PRAYING IN THE LIGHT OF CHRIST
The transfiguration of Jesus was essentially an experience of prayer (cf. Luke 9:28-29). Indeed, prayer reaches its culmination and thus becomes a source of inner light when the spirit of the human adheres to that of God and their respective wills merge, as it were, to become a whole. When Jesus went up the mountain, he was immersed in contemplation of the loving plan of the Father, who had sent him into the world to save humanity. Elijah and Moses appeared beside Jesus, meaning that the sacred Scriptures were in concordance with the proclamation of his paschal mystery - that, in other words, Christ had to suffer and die in order to enter into his glory (cf. Luke 24:26, 46). At that moment Jesus saw silhouetted before him the cross, the extreme sacrifice necessary in order to free us from the dominion of sin and death.
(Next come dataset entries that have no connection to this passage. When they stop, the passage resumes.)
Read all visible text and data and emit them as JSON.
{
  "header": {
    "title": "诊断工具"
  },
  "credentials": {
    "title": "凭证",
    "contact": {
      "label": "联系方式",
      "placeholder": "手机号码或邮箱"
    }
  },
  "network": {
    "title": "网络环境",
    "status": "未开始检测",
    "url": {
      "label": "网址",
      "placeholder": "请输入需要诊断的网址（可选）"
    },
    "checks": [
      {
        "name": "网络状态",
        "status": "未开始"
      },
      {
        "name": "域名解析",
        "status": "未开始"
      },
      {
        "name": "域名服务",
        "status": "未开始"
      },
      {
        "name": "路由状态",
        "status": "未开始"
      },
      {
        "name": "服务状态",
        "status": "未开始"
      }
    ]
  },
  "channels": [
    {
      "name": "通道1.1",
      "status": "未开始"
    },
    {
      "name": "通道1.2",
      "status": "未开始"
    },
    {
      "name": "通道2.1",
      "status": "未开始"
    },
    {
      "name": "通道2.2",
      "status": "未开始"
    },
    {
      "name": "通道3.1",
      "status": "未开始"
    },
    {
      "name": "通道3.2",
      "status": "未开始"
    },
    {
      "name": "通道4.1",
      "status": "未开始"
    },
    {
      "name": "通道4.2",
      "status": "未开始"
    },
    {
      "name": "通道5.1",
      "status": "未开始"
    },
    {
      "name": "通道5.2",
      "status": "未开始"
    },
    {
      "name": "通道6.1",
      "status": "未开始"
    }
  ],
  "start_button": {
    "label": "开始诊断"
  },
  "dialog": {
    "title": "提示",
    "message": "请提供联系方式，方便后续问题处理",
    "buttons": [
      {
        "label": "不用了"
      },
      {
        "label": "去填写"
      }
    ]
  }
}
And in his heart, once again, he repeated his "Amen." He said, "Yes, here I am; may your loving will be done, O Father." And as had happened after his baptism in the Jordan, from heaven there came signs of God the Father's pleasure: the light that transfigured Christ and the voice that proclaimed him "my beloved Son" (Mark 9:7).
Together with fasting and works of mercy, prayer is the backbone of our spiritual life. Dear brothers and sisters, I urge you to find in this Lenten season prolonged moments of silence, possibly in retreat, in order to review your own lives in the light of the loving plan of the heavenly Father. Let yourselves be guided in this more intense listening to God by the Virgin Mary, a teacher and model of prayer. Even in the thick darkness of Christ's passion, she did not lose the light of her divine Son but rather treasured it in her heart. For this we call on her as Mother of Trust and Hope!
- Angelus Address, Second Sunday of Lent, March 8, 2009
From Lent with Pope Benedict XVI: Meditations for Every Day